Friction welding is not a one-size-fits-all process — that's what makes it such a versatile joining method. It's just as effective for joining components that you can fit in the palm of your hand as it is for joining parts that require a crane to move from one place to another.
When it comes to aerospace and automotive applications, bigger isn't always better. In fact, companies invest a lot of time and money into figuring out how to trim the weight of their critical parts.
SOUTH BEND, Ind. – The friction welding experts at Manufacturing Technology, Inc. (MTI) are helping welcome the next generation of American space travel and preparing to launch NASA astronauts on missions to deep space through the world’s only exploration-class space systems: NASA’s Space Launch System (SLS) rocket, Orion spacecraft and the Exploration Ground Systems that launch these vehicles.
SOUTH BEND, IN -- Former astronaut Brian Duffy along with representatives from NASA, Aerojet Rocketdyne, Boeing, Lockheed Martin and Orbital ATK acknowledged Manufacturing Technology, Inc (MTI) for its contributions to the NASA Space Launch System (SLS).
PICTURED FROM LEFT TO RIGHT: Bob Besse (MTI VP Sales & Marketing), Jeanette Lapehn (MTI Spare Parts Manager), Mike Laiman (MTI Manufacturing Services Business Unit Manager), Dan Adams (MTI President & CEO), Brian Roberts (MTI Manufacturing Operations Lead), Mohamed Elnaggar (AR Specialist Engineer), David Sherman (AR Manufacturing Engineer), Heath Cheung (AR Project Engineer), Kent Majewski (AR Associate Engineer), James Bartlett (AR Sr. Specialist Engineer).
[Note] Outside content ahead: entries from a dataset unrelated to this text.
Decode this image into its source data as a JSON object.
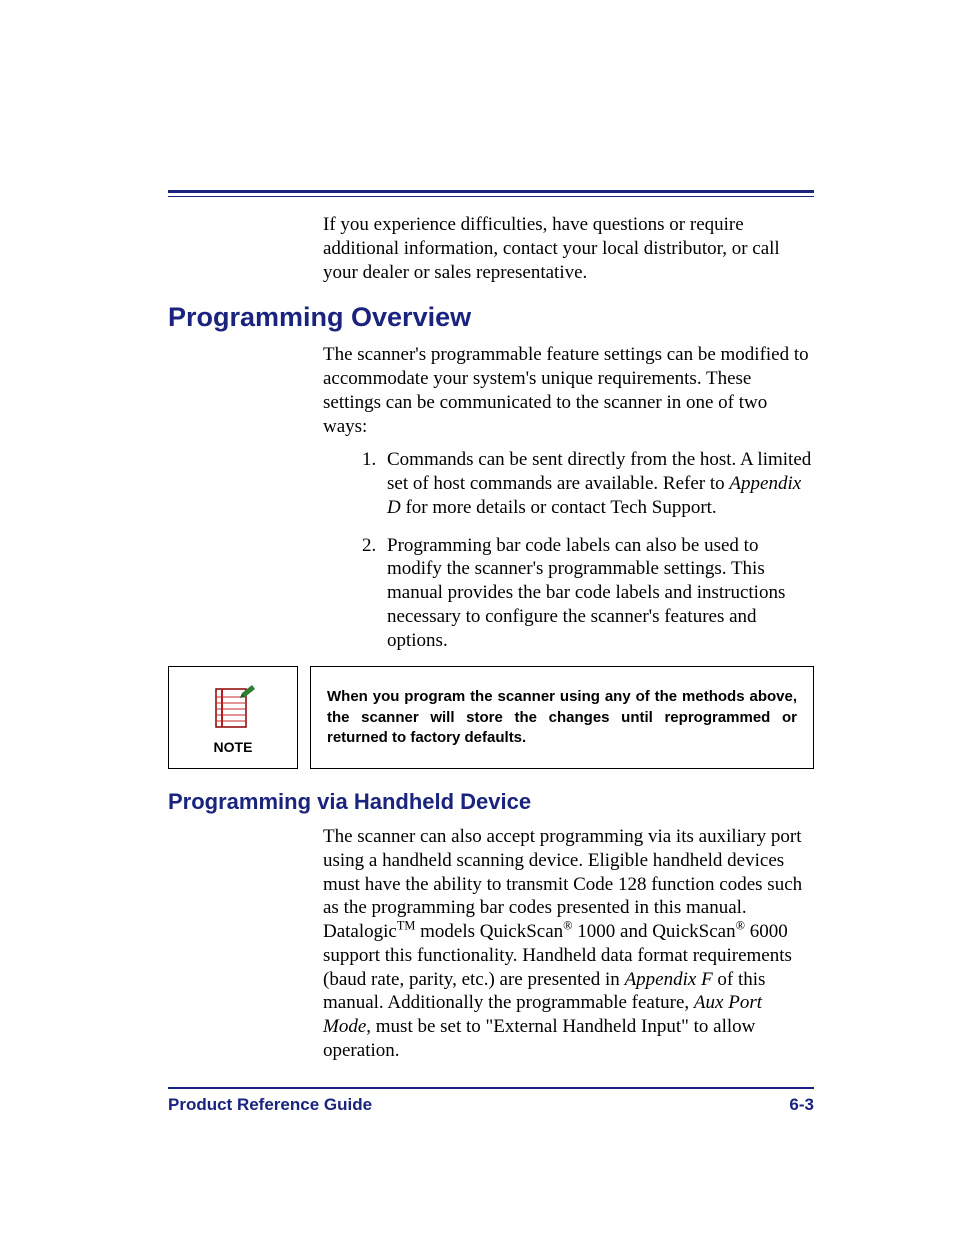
{
  "intro_para": "If you experience difficulties, have questions or require additional information, contact your local distributor, or call your dealer or sales representative.",
  "heading1": "Programming Overview",
  "overview_para": "The scanner's programmable feature settings can be modified to accommodate your system's unique requirements. These settings can be communicated to the scanner in one of two ways:",
  "list": {
    "item1_a": "Commands can be sent directly from the host. A limited set of host commands are available. Refer to ",
    "item1_b": "Appendix D",
    "item1_c": " for more details or contact Tech Support.",
    "item2": "Programming bar code labels can also be used to modify the scanner's programmable settings. This manual provides the bar code labels and instructions necessary to configure the scanner's features and options."
  },
  "note": {
    "label": "NOTE",
    "text": "When you program the scanner using any of the methods above, the scanner will store the changes until reprogrammed or returned to factory defaults."
  },
  "heading2": "Programming via Handheld Device",
  "hh": {
    "a": "The scanner can also accept programming via its auxiliary port using a handheld scanning device. Eligible handheld devices must have the ability to transmit Code 128 function codes such as the programming bar codes presented in this manual. Datalogic",
    "tm": "TM",
    "b": " models QuickScan",
    "reg": "®",
    "c": " 1000 and QuickScan",
    "d": " 6000 support this functionality. Handheld data format requirements (baud rate, parity, etc.) are presented in ",
    "appF": "Appendix F",
    "e": " of this manual. Additionally the programmable feature, ",
    "aux": "Aux Port Mode",
    "f": ", must be set to \"External Handheld Input\" to allow operation."
  },
  "footer": {
    "left": "Product Reference Guide",
    "right": "6-3"
  }
}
SOUTH BEND, IN - Aerojet Rocketdyne, a subsidiary of Aerojet Rocketdyne Holdings, Inc. (NYSE: AJRD), has recognized Manufacturing Technology, Inc. (MTI) for its work on the RS-25 rocket engine, a key element of NASA’s space exploration program. MTI was instrumental in the refurbishment of the inertia welder and production inertia welding for the RS-25 Main Injector.
SOUTH BEND, IN - Ball Aerospace has recognized Manufacturing Technology, Inc. (MTI) for outstanding technical performance on the TIRS-02 Program, a NASA initiative which uses thermal infrared sensors to measure the Earth’s temperature. MTI played an integral role by joining together titanium and copper for the TIRS-02 Cryocooler, which is used on the Landsat Data Continuity satellite.
“We were thrilled to work with Ball Aerospace and work together to find a joining solution that met their needs” said Mike Laiman, MTI’s Manufacturing Services Business Unit Manager. “Collaboration was key to our success.”